CSN. How do you tack & gybe in waves with the M20 foil setup?
William Sunnucks: So far waves haven’t been a problem. We fly above small ones, and the bow mounted wand gives the main foil plenty of time to respond to bigger ones. I was delighted by the way the boat rose up the back of the waves at Texel when a non-foiling boat would have nose dived.
However tacking and gybing has been a problem, and its still slow. As with the Nacras and Phantoms we have to pull down one foil and raise the other. We drop the windward foil, turn sharply then haul up the new windward one as fast as we can. The foils are held down by a clip mechanism controlled by a release rope at deck level.
Q. Which is the final speed achieved so far?
A. We regularly see 30 knots downwind with two sails and we know that it has more to give. In light winds we use a spinnaker which (despite being super flat) is lower but slower – no more than 22 knots. Upwind we target 18 knots, bearing off when its less and heading up when its more. We have learnt that its not the top speed that matters – its consistency.
Q. What happened at Carnac?
A. At Carnac we raced among lobster pots. We caught one at speed which overloaded the rig, breaking our mast. Infuriating.
Q. Account for this year Texel?
A. We were delighted with our performance during the first half of the Texel Race. We started cautiously, but quickly learnt to trust the wand in the large rolling waves. We led at the lighthouse feeling comfortably faster than the boats around. The leading boats arrived at the VC mark early, at least an hour before high water and we knew it would be shallow. So we stopped (still in the lead) to insert conventional straight daggerboards and to raise our rudders. Unfortunately one of the rudders slipped down and tore off when we grounded a few yards from the VC mark. Game over.
Q. Who has been involved in the R&D?
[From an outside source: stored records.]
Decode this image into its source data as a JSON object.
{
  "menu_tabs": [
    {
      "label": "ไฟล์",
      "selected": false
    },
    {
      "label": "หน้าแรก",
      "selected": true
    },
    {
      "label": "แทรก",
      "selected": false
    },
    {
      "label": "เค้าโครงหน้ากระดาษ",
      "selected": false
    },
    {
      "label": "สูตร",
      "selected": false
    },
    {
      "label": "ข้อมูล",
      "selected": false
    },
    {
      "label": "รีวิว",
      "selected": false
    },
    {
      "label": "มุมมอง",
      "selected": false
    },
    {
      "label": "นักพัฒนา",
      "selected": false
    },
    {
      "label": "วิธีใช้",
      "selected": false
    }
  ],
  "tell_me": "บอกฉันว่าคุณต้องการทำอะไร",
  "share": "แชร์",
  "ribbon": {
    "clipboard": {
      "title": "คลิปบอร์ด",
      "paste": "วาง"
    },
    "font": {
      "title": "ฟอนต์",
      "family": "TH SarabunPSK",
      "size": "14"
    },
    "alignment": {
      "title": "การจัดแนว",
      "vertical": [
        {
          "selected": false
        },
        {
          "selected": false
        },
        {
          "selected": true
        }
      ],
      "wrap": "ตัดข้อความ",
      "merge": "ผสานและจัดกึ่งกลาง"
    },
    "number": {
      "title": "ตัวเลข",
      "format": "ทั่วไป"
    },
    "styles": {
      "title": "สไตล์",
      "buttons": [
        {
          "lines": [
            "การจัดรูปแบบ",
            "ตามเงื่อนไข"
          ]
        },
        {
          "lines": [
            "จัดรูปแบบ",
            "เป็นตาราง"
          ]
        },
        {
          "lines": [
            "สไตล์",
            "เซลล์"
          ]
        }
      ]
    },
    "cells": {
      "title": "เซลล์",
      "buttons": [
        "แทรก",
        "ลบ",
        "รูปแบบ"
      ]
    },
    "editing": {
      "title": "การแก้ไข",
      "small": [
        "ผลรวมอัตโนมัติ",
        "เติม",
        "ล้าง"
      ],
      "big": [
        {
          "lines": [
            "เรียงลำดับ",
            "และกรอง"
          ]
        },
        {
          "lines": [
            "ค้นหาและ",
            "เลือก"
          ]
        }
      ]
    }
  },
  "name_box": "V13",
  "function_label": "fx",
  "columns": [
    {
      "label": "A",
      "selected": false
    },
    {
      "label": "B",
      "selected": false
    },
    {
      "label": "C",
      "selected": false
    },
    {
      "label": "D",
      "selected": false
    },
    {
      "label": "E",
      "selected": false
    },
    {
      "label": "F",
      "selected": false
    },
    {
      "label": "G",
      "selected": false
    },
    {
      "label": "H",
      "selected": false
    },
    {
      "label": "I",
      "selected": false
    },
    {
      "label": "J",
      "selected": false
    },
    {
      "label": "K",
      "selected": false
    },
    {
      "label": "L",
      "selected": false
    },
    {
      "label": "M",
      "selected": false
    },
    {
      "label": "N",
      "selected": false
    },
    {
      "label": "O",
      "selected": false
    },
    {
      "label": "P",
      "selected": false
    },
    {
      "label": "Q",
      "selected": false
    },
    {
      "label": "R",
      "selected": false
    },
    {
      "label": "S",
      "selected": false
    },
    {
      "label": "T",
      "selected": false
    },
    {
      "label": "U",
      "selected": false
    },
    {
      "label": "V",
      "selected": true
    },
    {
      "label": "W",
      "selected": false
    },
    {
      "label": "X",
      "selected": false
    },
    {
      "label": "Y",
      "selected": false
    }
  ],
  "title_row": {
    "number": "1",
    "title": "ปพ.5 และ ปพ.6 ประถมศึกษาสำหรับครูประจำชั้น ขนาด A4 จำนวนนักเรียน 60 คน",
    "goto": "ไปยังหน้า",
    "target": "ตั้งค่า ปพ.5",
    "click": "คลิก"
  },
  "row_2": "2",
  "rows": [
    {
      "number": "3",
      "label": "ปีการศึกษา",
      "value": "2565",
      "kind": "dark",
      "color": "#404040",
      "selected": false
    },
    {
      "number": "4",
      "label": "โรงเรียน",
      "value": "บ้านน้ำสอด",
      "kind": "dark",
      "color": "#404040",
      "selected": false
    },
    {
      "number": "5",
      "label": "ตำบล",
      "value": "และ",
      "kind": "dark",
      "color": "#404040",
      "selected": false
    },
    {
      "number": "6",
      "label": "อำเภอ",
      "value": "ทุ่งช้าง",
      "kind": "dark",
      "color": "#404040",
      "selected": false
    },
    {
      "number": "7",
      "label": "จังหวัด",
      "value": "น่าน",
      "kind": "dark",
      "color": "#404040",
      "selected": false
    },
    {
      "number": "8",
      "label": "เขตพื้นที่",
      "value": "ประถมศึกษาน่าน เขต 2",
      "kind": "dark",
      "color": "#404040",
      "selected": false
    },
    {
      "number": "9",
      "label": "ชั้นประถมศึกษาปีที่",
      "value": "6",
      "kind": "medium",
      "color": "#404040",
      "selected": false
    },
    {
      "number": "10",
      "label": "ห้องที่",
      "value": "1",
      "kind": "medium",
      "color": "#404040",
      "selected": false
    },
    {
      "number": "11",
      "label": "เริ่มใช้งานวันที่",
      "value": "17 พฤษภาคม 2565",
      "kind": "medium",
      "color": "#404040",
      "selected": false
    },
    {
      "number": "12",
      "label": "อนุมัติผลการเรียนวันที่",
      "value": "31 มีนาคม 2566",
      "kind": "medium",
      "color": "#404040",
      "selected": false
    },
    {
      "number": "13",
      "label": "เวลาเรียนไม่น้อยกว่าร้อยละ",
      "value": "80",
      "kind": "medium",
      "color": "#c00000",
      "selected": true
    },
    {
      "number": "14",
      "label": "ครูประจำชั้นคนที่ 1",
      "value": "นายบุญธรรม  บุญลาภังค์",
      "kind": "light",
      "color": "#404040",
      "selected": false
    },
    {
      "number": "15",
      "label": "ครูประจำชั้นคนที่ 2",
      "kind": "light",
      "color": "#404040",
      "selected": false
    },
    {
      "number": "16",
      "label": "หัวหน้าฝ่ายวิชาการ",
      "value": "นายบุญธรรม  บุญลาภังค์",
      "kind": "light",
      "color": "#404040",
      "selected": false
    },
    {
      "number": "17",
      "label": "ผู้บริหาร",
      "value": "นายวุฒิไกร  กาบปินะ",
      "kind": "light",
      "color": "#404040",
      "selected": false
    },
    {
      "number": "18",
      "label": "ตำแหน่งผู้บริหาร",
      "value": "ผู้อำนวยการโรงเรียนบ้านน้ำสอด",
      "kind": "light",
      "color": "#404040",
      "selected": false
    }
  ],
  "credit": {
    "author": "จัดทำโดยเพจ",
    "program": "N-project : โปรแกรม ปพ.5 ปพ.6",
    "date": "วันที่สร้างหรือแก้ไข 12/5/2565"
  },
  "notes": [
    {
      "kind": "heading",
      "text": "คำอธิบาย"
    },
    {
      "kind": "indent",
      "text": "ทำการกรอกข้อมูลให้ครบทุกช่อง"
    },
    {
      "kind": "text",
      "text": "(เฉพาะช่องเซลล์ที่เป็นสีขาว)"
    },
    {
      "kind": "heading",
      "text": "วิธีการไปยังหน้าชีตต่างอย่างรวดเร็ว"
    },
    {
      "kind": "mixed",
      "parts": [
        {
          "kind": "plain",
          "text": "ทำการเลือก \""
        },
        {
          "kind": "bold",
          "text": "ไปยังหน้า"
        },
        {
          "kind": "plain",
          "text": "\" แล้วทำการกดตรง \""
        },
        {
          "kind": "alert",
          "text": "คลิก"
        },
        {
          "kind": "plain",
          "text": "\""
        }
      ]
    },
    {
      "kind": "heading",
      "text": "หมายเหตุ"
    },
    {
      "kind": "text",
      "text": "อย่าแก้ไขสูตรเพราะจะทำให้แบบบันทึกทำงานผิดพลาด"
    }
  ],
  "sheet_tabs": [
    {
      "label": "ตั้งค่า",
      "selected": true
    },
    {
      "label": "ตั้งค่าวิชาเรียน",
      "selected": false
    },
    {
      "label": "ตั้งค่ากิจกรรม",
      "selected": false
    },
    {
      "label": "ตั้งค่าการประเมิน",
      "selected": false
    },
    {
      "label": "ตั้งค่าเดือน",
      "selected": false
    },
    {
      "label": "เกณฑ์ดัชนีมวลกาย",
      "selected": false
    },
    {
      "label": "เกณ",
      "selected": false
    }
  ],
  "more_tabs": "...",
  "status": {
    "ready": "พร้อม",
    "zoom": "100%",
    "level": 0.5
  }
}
A. The concept was mine, but the foil design comes from Kevin Ellway and the implementation from Graham Eeles. Without those two it would be just a pipe dream. Many others have given valuable advice and support – I won’t list them but I’m grateful. We run it as an “open source” project with no secrets or commercial axes to grind, and I feel that this brings out the best in the sailing community.
Please understand that this is a major project for a small team with no commercial backup. There are a lot of new features which still need optimising – I don’t think the learning curve will flatten until next year at the earliest. I’m now confident that that there is a viable alternative to L foils and I will measure success by the number of people who copy it.
Q:Do you think the Pivotal systems has a future?
Yes I think the gull wing system, or pivot system as you call it, has a future. Good points:
– It pivots from the gunwale, utilising every bit of beam for righting moment.
– You don’t have to detach the wand control mechanism when you pull it up. This would be a problem for conventional daggerboards with wings on the bottom
– It enables you to raise the whole foil out of the water in pre-foiling winds, reducing wetted surface area.
– Its easy to rig and launch from a beach because you don’t have to insert the foils from under the hull
Unfortunately there are bad points too: getting it up and down is slow. In particular you have to gybe perfectly otherwise it won’t click down on its own. There is definitely scope for improving the control lines and sailing techniques.
Another problem is that it doesn’t fit easily with maximum beam rules. The C Class people made it clear that they will measure beam with both foils horizontal even though the boat is never sailed with them in that position. This effectively outlaws gull wings from the C Class. In time rule makers will probably define beam in terms of parts that contribute to righting moment.
Despite all this I think the idea has legs and I hope to see others taking it further.”